TO DO:
Counting every line in the entries below where the word "shanghai" occurs, report how many there are. Give only that number.

___ DATA EXTRACTS

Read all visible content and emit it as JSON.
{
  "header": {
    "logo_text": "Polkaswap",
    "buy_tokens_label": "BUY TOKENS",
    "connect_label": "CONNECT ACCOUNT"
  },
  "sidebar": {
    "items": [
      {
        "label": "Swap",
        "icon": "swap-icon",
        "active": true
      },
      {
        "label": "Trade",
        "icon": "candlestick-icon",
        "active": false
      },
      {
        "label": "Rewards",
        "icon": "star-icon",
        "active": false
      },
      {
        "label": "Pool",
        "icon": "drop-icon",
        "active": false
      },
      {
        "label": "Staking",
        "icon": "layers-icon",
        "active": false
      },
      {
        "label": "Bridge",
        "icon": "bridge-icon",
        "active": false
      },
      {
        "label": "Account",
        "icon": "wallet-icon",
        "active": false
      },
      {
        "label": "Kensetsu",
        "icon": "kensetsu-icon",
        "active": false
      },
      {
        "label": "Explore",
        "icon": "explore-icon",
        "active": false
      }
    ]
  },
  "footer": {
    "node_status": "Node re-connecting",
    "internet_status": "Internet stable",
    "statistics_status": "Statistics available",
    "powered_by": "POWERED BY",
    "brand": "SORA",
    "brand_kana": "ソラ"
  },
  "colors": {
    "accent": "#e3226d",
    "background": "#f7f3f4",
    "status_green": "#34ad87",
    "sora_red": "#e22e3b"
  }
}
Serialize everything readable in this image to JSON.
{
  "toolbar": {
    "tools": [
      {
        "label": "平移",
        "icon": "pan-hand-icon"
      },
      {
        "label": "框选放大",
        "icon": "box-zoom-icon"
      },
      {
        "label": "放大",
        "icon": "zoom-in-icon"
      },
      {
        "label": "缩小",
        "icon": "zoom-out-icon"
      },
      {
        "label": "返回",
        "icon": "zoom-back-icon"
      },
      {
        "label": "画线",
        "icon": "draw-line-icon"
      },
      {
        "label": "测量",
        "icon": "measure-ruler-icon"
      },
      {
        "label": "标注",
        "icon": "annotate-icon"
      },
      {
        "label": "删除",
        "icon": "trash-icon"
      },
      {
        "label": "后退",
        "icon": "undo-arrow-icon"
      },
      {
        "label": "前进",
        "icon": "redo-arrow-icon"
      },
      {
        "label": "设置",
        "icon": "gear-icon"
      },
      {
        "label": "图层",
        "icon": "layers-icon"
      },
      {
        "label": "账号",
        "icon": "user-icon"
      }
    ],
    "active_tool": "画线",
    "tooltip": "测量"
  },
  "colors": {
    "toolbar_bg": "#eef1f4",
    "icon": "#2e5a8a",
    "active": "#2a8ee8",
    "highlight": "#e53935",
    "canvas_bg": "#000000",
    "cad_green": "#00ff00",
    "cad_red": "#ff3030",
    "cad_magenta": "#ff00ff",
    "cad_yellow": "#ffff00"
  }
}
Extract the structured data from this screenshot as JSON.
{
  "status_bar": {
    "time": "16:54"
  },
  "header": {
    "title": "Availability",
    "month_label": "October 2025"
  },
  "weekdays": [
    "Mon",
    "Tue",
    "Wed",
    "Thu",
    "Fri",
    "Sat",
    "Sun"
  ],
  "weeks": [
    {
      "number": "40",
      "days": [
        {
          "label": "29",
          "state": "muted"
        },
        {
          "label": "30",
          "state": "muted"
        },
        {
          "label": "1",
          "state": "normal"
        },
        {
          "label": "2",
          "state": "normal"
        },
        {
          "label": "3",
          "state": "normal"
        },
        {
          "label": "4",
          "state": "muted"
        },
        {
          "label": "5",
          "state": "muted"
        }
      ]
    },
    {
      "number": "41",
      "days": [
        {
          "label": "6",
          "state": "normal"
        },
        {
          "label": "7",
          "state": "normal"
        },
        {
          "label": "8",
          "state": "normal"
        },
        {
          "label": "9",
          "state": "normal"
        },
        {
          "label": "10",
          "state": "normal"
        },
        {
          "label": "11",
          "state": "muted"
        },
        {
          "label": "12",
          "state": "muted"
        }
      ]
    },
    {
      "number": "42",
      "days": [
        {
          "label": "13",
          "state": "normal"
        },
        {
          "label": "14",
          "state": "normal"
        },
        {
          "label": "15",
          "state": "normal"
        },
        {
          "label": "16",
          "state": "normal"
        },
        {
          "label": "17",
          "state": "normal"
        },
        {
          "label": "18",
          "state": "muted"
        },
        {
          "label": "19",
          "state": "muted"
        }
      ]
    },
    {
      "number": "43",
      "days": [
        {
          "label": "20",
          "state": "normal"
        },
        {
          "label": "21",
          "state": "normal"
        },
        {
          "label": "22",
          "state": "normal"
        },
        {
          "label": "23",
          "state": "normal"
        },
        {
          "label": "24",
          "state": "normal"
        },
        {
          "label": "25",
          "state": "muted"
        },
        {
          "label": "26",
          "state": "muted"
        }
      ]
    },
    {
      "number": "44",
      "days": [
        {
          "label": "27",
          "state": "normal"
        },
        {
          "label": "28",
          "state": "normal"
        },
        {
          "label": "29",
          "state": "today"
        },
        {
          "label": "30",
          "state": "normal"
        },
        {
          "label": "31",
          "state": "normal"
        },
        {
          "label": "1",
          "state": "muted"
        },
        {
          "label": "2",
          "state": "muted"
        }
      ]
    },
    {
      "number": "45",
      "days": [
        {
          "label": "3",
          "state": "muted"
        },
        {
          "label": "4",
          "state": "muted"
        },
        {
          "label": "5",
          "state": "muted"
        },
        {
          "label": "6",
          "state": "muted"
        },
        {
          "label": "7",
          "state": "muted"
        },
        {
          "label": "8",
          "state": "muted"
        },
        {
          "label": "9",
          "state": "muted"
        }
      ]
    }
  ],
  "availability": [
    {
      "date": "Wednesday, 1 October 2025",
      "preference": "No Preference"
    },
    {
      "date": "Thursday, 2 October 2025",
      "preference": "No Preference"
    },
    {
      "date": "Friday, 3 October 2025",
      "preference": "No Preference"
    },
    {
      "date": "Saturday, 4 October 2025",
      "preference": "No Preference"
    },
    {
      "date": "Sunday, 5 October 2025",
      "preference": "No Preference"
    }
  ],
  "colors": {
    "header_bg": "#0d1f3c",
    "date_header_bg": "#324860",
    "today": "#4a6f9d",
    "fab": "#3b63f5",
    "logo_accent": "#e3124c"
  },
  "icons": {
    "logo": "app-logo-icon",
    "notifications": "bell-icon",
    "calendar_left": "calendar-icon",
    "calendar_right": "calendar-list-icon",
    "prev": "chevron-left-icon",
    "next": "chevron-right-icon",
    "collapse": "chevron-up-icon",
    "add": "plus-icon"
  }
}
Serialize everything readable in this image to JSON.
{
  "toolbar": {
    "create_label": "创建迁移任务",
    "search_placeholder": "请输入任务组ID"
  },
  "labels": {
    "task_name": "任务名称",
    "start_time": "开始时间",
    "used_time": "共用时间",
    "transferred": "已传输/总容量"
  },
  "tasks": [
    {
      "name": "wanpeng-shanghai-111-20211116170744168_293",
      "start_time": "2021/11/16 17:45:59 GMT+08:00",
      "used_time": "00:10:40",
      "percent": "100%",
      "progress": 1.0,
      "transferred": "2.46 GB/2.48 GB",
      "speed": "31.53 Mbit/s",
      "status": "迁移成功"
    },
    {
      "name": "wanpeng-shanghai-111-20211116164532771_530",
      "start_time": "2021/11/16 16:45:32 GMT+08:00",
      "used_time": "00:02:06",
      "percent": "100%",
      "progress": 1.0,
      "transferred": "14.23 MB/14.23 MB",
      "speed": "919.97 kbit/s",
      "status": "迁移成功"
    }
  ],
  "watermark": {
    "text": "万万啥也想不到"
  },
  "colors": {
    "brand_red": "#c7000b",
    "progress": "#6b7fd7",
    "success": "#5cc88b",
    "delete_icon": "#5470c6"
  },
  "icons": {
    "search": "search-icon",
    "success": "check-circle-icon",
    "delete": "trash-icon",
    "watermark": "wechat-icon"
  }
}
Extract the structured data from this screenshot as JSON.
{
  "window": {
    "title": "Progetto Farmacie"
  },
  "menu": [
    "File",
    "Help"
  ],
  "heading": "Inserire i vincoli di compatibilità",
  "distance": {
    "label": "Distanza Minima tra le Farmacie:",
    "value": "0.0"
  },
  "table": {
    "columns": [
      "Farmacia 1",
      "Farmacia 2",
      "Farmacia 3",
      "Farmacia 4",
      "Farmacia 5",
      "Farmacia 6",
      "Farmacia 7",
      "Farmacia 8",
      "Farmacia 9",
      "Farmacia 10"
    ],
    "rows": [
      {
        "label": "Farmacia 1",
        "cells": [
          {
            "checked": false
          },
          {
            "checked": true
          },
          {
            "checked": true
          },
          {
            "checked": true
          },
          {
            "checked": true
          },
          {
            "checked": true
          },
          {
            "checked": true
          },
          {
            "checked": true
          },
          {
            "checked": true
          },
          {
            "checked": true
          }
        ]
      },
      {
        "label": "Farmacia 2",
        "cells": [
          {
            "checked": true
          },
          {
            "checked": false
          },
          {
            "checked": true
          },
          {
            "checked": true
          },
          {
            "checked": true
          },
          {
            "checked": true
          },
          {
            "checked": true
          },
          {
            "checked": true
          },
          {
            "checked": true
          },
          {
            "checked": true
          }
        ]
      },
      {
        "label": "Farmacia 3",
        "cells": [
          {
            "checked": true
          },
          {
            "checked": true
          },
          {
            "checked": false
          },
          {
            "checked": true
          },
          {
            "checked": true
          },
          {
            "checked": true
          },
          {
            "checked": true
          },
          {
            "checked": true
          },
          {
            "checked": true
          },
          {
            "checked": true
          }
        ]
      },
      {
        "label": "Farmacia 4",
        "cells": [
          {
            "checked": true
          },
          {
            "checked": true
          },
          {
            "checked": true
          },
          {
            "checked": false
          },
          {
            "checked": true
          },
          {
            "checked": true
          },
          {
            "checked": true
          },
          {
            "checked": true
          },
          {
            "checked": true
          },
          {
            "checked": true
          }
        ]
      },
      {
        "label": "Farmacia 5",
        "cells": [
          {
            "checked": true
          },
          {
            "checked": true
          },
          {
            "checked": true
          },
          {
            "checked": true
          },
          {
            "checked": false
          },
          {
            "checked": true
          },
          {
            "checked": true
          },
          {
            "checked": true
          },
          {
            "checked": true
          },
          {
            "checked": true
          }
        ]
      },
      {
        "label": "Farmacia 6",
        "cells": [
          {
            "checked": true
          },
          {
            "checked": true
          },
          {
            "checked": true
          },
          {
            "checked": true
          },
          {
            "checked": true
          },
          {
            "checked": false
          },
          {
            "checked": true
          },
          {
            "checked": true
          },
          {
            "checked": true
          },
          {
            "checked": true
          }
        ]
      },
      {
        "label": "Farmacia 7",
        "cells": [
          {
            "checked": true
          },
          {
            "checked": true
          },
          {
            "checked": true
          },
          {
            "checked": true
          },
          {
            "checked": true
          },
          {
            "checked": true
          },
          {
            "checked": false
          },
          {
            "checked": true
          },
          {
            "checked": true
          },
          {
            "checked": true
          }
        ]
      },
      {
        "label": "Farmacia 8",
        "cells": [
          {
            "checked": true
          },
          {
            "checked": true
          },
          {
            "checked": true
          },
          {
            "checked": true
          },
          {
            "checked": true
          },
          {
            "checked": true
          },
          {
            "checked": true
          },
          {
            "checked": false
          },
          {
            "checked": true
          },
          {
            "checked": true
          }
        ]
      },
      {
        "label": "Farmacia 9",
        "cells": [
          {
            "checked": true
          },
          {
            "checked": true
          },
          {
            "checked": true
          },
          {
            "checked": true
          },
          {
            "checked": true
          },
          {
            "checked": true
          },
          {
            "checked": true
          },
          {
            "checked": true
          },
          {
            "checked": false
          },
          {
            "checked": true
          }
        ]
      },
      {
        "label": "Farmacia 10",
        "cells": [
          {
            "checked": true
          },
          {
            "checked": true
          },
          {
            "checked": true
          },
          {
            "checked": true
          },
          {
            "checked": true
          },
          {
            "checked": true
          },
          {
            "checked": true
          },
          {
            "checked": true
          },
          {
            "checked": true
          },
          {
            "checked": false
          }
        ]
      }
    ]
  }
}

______

TASK RESPONSE:
2